[Opening LISTED RECORDS section]

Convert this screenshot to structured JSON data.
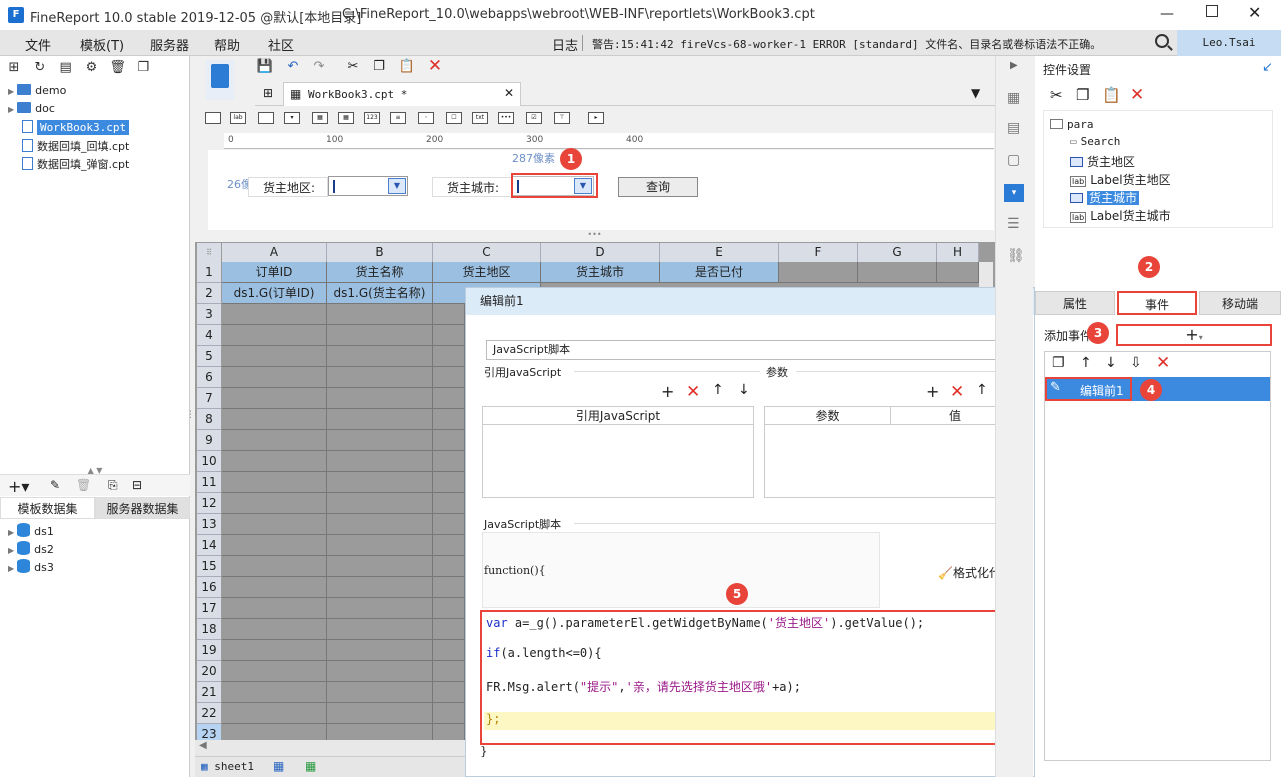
{
  "titlebar": {
    "app_title": "FineReport 10.0 stable 2019-12-05 @默认[本地目录]",
    "file_path": "C:\\FineReport_10.0\\webapps\\webroot\\WEB-INF\\reportlets\\WorkBook3.cpt"
  },
  "menubar": {
    "items": [
      "文件",
      "模板(T)",
      "服务器",
      "帮助",
      "社区"
    ],
    "log_label": "日志",
    "log_message": "警告:15:41:42 fireVcs-68-worker-1 ERROR [standard] 文件名、目录名或卷标语法不正确。",
    "user": "Leo.Tsai"
  },
  "file_tree": {
    "items": [
      {
        "label": "demo",
        "type": "folder"
      },
      {
        "label": "doc",
        "type": "folder"
      },
      {
        "label": "WorkBook3.cpt",
        "type": "file",
        "selected": true
      },
      {
        "label": "数据回填_回填.cpt",
        "type": "file"
      },
      {
        "label": "数据回填_弹窗.cpt",
        "type": "file"
      }
    ]
  },
  "dataset_panel": {
    "tabs": [
      "模板数据集",
      "服务器数据集"
    ],
    "items": [
      "ds1",
      "ds2",
      "ds3"
    ]
  },
  "editor": {
    "tab_label": "WorkBook3.cpt *",
    "ruler_ticks": [
      "0",
      "100",
      "200",
      "300",
      "400"
    ],
    "size_label_h": "287像素",
    "size_label_v": "26像素",
    "param_labels": {
      "region": "货主地区:",
      "city": "货主城市:"
    },
    "query_button": "查询"
  },
  "sheet": {
    "columns": [
      "A",
      "B",
      "C",
      "D",
      "E",
      "F",
      "G",
      "H"
    ],
    "header_row": [
      "订单ID",
      "货主名称",
      "货主地区",
      "货主城市",
      "是否已付"
    ],
    "data_row": [
      "ds1.G(订单ID)",
      "ds1.G(货主名称)",
      "ds1."
    ],
    "row_numbers": [
      "1",
      "2",
      "3",
      "4",
      "5",
      "6",
      "7",
      "8",
      "9",
      "10",
      "11",
      "12",
      "13",
      "14",
      "15",
      "16",
      "17",
      "18",
      "19",
      "20",
      "21",
      "22",
      "23"
    ],
    "sheet_tab": "sheet1"
  },
  "dialog": {
    "title": "编辑前1",
    "script_type": "JavaScript脚本",
    "ref_js_section": "引用JavaScript",
    "params_section": "参数",
    "ref_js_col": "引用JavaScript",
    "param_col": "参数",
    "value_col": "值",
    "script_section": "JavaScript脚本",
    "function_header": "function(){",
    "format_code": "格式化代码",
    "closing_brace": "}",
    "code_lines": [
      "var a=_g().parameterEl.getWidgetByName('货主地区').getValue();",
      "if(a.length<=0){",
      "FR.Msg.alert(\"提示\",'亲，请先选择货主地区哦'+a);",
      "};"
    ]
  },
  "right_panel": {
    "title": "控件设置",
    "tree_root": "para",
    "tree_items": [
      "Search",
      "货主地区",
      "Label货主地区",
      "货主城市",
      "Label货主城市"
    ],
    "tabs": [
      "属性",
      "事件",
      "移动端"
    ],
    "add_event_label": "添加事件",
    "event_item": "编辑前1"
  },
  "badges": [
    "1",
    "2",
    "3",
    "4",
    "5"
  ]
}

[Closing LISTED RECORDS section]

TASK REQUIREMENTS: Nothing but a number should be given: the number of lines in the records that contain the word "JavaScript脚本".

WRITTEN RESPONSE: 2